» To do
Output the entries that follow character for character. Leave every image out.

(Records from a data collection)
● ● ●

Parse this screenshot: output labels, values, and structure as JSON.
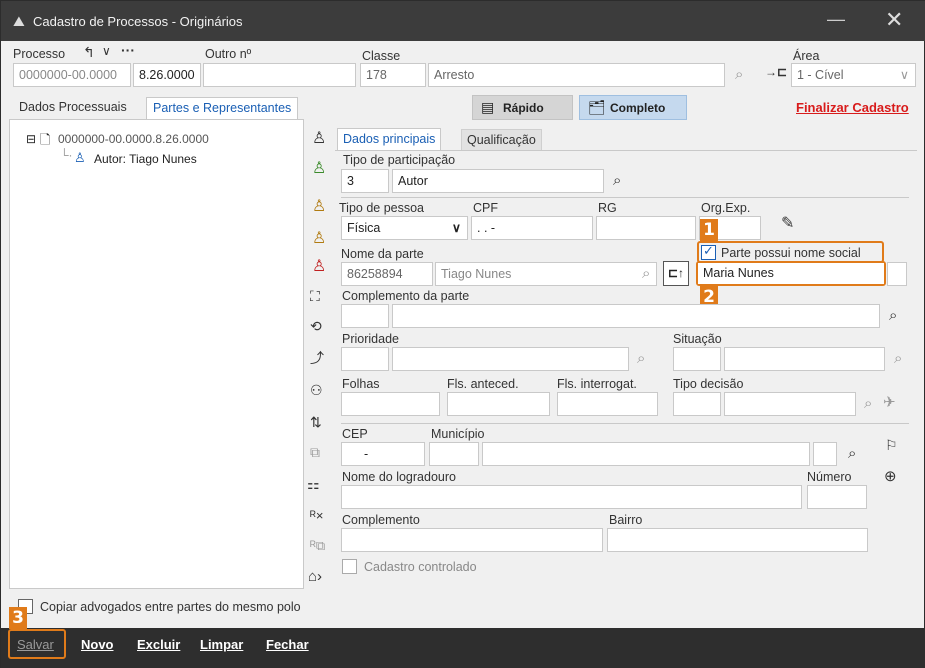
{
  "window": {
    "title": "Cadastro de Processos - Originários",
    "minimize": "—",
    "close": "✕"
  },
  "header": {
    "processo_label": "Processo",
    "processo_value": "0000000-00.0000",
    "processo_suffix": "8.26.0000",
    "outro_label": "Outro nº",
    "outro_value": "",
    "classe_label": "Classe",
    "classe_code": "178",
    "classe_name": "Arresto",
    "area_label": "Área",
    "area_value": "1 - Cível"
  },
  "tabs": {
    "dados_processuais": "Dados Processuais",
    "partes": "Partes e Representantes"
  },
  "view": {
    "rapido": "Rápido",
    "completo": "Completo",
    "finalizar": "Finalizar Cadastro"
  },
  "tree": {
    "root_label": "0000000-00.0000.8.26.0000",
    "child_label": "Autor: Tiago Nunes"
  },
  "subtabs": {
    "dados_principais": "Dados principais",
    "qualificacao": "Qualificação"
  },
  "form": {
    "tipo_participacao_label": "Tipo de participação",
    "tipo_participacao_code": "3",
    "tipo_participacao_name": "Autor",
    "tipo_pessoa_label": "Tipo de pessoa",
    "tipo_pessoa_value": "Física",
    "cpf_label": "CPF",
    "cpf_value": ". . -",
    "rg_label": "RG",
    "rg_value": "",
    "org_exp_label": "Org.Exp.",
    "nome_social_check_label": "Parte possui nome social",
    "nome_parte_label": "Nome da parte",
    "nome_parte_code": "86258894",
    "nome_parte_value": "Tiago Nunes",
    "nome_social_value": "Maria Nunes",
    "complemento_parte_label": "Complemento da parte",
    "prioridade_label": "Prioridade",
    "situacao_label": "Situação",
    "folhas_label": "Folhas",
    "fls_anteced_label": "Fls. anteced.",
    "fls_interrogat_label": "Fls. interrogat.",
    "tipo_decisao_label": "Tipo decisão",
    "cep_label": "CEP",
    "cep_value": "-",
    "municipio_label": "Município",
    "logradouro_label": "Nome do logradouro",
    "numero_label": "Número",
    "complemento_label": "Complemento",
    "bairro_label": "Bairro",
    "cadastro_controlado_label": "Cadastro controlado",
    "copiar_advogados_label": "Copiar advogados entre partes do mesmo polo"
  },
  "buttons": {
    "salvar": "Salvar",
    "novo": "Novo",
    "excluir": "Excluir",
    "limpar": "Limpar",
    "fechar": "Fechar"
  },
  "badges": {
    "one": "1",
    "two": "2",
    "three": "3"
  },
  "colors": {
    "accent": "#1a5fb4",
    "highlight": "#e07b1a",
    "link_red": "#d81b1b"
  }
}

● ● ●

» Output
Parse this screenshot: output labels, values, and structure as JSON.
{
  "window": {
    "title": "Cadastro de Processos - Originários",
    "minimize": "—",
    "close": "✕"
  },
  "header": {
    "processo_label": "Processo",
    "processo_value": "0000000-00.0000",
    "processo_suffix": "8.26.0000",
    "outro_label": "Outro nº",
    "outro_value": "",
    "classe_label": "Classe",
    "classe_code": "178",
    "classe_name": "Arresto",
    "area_label": "Área",
    "area_value": "1 - Cível"
  },
  "tabs": {
    "dados_processuais": "Dados Processuais",
    "partes": "Partes e Representantes"
  },
  "view": {
    "rapido": "Rápido",
    "completo": "Completo",
    "finalizar": "Finalizar Cadastro"
  },
  "tree": {
    "root_label": "0000000-00.0000.8.26.0000",
    "child_label": "Autor: Tiago Nunes"
  },
  "subtabs": {
    "dados_principais": "Dados principais",
    "qualificacao": "Qualificação"
  },
  "form": {
    "tipo_participacao_label": "Tipo de participação",
    "tipo_participacao_code": "3",
    "tipo_participacao_name": "Autor",
    "tipo_pessoa_label": "Tipo de pessoa",
    "tipo_pessoa_value": "Física",
    "cpf_label": "CPF",
    "cpf_value": ". . -",
    "rg_label": "RG",
    "rg_value": "",
    "org_exp_label": "Org.Exp.",
    "nome_social_check_label": "Parte possui nome social",
    "nome_parte_label": "Nome da parte",
    "nome_parte_code": "86258894",
    "nome_parte_value": "Tiago Nunes",
    "nome_social_value": "Maria Nunes",
    "complemento_parte_label": "Complemento da parte",
    "prioridade_label": "Prioridade",
    "situacao_label": "Situação",
    "folhas_label": "Folhas",
    "fls_anteced_label": "Fls. anteced.",
    "fls_interrogat_label": "Fls. interrogat.",
    "tipo_decisao_label": "Tipo decisão",
    "cep_label": "CEP",
    "cep_value": "-",
    "municipio_label": "Município",
    "logradouro_label": "Nome do logradouro",
    "numero_label": "Número",
    "complemento_label": "Complemento",
    "bairro_label": "Bairro",
    "cadastro_controlado_label": "Cadastro controlado",
    "copiar_advogados_label": "Copiar advogados entre partes do mesmo polo"
  },
  "buttons": {
    "salvar": "Salvar",
    "novo": "Novo",
    "excluir": "Excluir",
    "limpar": "Limpar",
    "fechar": "Fechar"
  },
  "badges": {
    "one": "1",
    "two": "2",
    "three": "3"
  },
  "colors": {
    "accent": "#1a5fb4",
    "highlight": "#e07b1a",
    "link_red": "#d81b1b"
  }
}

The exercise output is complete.